This article reminded me of a story I read in The New York Times about Isidor I. Rabi, the Nobel laureate in physics, which I wrote about a few years ago in “Did You Ask A Good Question Today?”:

Isidor I. Rabi, the Nobel laureate in physics was once asked, ”Why did you become a scientist, rather than a doctor or lawyer or businessman, like the other immigrant kids in your neighborhood?”

”My mother made me a scientist without ever intending it. Every other Jewish mother in Brooklyn would ask her child after school: ‘So? Did you learn anything today?’ But not my mother. She always asked me a different question. ‘Izzy,’ she would say, ‘did you ask a good question today?’ That difference – asking good questions – made me become a scientist!”

Asking good questions is particularly important in supply chain and logistics, where new technologies, business models, competitors, legislation, economic issues, and so on are constantly emerging, which requires companies to continuously evolve their supply chain processes, thinking and networks.

Asking Good Questions: The Inspiration Behind Indago

Enabling supply chain and logistics professionals to ask good questions and learn from each other (in a trusted and confidential manner) is what inspired us to launch our Indago research community almost two years ago. Since we launched, our members (supply chain and logistics professionals from manufacturing, retail, and distribution companies) have shared their perspectives and advice on a wide variety of industry topics — everything from “Which supply chain certification programs would you recommend?” to “What are your top desired outcomes from future improvements in transportation management?”

(Follow these links to see the questions we asked in Q4 2020, Q3 2020, and 1H 2020).

This week we’re exploring questions related to last mile delivery: Is last mile delivery becoming a competitive differentiator? What factors are driving innovation in last-mile delivery? As is the case every week, we sent out the micro-survey on Monday and our members will get the results on Friday. 

Why join Indago? Here are a couple of testimonials from current members:

“When asked if I was interested in joining the Indago research community, I jumped at the opportunity. They have put together a group of peers across the industry to answer 2 to 3 question quick surveys weekly. I have a chance to benchmark best practices across the supply chain … A few minutes of my Monday are spent answering questions that benefits the charity partner I have chosen. It is a very small time investment to make a difference in someone’s life who will benefit from the charity. We also benefit by benchmarking our practices with those of the group.” [VP of Supply Chain, $100-500M Consumer Goods Company]

“I decided to join Indago for two reasons. One is to be part of a group that provides real time feedback from companies on topics in the supply chain world. The second reason is that Indago supports charities that make the world a better place.
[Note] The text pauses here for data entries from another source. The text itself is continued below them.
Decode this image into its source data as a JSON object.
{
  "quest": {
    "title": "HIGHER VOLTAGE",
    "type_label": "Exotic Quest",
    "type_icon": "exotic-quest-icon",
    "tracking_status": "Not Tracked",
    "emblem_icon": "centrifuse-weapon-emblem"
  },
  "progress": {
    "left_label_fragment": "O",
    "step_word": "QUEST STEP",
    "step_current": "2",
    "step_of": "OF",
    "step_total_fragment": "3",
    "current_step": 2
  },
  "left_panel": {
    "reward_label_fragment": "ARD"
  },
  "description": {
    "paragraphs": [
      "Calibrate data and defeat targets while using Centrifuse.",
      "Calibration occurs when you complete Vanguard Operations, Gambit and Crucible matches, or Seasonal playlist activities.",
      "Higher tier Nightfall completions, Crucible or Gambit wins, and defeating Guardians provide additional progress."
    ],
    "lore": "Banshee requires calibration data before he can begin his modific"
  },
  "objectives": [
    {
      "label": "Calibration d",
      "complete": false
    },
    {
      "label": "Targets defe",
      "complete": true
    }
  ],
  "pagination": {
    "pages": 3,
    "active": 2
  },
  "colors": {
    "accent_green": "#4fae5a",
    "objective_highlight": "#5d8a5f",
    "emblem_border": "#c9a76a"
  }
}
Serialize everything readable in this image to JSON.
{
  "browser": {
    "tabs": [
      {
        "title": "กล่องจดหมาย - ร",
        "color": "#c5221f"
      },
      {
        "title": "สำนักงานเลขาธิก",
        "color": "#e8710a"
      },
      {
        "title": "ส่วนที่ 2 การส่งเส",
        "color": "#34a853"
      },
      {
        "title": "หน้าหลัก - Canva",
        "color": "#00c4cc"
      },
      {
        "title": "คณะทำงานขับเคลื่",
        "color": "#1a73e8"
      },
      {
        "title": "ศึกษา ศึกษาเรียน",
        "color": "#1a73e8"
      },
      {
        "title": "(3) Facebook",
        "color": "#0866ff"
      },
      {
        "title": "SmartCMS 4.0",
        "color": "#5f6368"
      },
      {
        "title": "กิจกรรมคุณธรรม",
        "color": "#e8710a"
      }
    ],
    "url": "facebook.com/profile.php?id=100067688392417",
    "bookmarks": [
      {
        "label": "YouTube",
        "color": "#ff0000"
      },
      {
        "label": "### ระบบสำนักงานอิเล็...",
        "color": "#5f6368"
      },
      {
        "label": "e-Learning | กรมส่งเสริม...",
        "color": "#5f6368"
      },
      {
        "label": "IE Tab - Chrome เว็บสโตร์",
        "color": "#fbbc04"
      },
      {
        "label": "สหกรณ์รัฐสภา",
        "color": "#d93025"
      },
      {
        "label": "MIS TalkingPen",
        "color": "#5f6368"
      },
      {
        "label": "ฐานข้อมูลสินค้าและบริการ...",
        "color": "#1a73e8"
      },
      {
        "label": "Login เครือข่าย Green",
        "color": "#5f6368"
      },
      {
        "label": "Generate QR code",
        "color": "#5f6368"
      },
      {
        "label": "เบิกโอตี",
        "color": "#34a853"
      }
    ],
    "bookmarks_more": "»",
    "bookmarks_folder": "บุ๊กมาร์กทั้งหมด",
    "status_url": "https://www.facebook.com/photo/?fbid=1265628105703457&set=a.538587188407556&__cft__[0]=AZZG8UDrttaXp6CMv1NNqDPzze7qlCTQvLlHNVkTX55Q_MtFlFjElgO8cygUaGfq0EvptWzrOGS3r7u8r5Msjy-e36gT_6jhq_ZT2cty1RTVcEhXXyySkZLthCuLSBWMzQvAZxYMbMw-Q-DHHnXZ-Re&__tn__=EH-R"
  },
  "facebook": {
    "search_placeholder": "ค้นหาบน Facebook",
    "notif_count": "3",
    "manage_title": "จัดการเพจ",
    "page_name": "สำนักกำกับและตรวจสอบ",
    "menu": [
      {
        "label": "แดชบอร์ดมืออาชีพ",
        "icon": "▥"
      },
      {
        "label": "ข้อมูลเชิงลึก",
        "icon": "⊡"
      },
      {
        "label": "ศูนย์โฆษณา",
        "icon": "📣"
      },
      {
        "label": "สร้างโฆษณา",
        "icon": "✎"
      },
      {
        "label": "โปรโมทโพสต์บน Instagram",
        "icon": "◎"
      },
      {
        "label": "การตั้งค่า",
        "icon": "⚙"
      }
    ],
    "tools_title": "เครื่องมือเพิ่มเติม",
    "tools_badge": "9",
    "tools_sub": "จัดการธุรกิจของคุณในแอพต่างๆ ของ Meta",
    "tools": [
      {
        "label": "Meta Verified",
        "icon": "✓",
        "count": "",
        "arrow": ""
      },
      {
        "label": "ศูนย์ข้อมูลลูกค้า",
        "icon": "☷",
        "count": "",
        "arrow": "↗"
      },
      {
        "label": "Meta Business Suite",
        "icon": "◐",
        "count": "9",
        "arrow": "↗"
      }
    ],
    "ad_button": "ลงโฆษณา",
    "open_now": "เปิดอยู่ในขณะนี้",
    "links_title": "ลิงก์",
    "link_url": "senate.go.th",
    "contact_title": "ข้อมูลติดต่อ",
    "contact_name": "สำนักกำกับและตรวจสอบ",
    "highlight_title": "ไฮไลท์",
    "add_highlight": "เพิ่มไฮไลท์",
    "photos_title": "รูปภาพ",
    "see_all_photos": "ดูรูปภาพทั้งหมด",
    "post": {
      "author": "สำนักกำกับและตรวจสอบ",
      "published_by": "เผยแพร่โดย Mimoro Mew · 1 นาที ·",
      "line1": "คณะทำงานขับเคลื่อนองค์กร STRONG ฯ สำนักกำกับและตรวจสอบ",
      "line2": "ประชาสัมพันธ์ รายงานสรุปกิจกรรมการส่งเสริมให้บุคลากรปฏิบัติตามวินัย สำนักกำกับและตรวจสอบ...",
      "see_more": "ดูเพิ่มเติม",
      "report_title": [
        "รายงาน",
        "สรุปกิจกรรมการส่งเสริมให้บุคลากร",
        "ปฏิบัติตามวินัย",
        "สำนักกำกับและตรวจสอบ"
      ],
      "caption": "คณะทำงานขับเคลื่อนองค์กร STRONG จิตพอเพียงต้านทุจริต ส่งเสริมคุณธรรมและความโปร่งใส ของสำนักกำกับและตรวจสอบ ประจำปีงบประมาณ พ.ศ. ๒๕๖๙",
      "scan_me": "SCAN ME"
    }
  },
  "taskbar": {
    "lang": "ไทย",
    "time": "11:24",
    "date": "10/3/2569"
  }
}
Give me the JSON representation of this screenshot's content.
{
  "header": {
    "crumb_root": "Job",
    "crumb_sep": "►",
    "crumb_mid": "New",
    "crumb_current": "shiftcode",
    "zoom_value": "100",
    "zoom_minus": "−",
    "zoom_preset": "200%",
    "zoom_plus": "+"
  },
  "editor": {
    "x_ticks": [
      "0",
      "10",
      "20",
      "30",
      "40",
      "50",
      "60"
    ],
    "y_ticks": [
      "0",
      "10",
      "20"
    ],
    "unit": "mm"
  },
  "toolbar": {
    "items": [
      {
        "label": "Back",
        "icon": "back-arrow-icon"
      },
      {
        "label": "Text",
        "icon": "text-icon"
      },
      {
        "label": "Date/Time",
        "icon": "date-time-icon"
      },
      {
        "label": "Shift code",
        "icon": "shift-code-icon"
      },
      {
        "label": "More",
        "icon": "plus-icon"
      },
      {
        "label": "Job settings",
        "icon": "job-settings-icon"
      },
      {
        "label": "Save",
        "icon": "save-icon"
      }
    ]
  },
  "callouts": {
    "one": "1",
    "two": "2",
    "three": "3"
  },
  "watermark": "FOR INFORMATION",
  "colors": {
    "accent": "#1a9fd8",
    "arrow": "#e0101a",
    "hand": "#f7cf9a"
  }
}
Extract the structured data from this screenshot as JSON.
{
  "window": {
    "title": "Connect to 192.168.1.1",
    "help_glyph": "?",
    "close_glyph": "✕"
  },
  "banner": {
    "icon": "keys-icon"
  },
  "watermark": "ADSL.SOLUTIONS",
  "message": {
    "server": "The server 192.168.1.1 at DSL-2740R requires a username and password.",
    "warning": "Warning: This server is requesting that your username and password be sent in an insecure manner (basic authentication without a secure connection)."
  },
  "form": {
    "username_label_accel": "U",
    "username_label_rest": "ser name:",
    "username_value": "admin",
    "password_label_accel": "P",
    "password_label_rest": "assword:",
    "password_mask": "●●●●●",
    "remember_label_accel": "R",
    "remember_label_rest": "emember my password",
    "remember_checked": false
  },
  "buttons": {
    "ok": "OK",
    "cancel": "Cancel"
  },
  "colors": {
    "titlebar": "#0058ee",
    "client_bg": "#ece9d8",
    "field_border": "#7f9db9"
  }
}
It’s a great one – two combination!” [Director of Freight & Warehousing, $1B+ Food & Beverage Company]

If you’re a supply chain or logistics practitioner from a manufacturing, retail, or distribution company, I encourage you to learn more about Indago and what makes us different.

Yes, we are different: your participation is confidential, there is no cost to join, and the time commitment is minimal (2-4 minutes per week) — plus your participation will help support charitable causes like JDRF, American Logistics Aid Network, American Cancer Society, Feeding America, and Make-A-Wish (we’ve donated over $6,000 since launching!)

Find out what you’re missing. Join Indago today!

What Are Your Questions?

“Leaders who ask powerful questions have the greatest success in both seizing new opportunities and addressing unexpected challenges — and they build cultures that will carry these benefits into the future,” concludes Hagel.  

So, what are your questions?

Part of what makes Indago unique is the ability for members to submit their own questions to the research community. Once you become a member of Indago, what supply chain or logistics questions would you like us to ask your peers in the research community? Post a comment and let us know.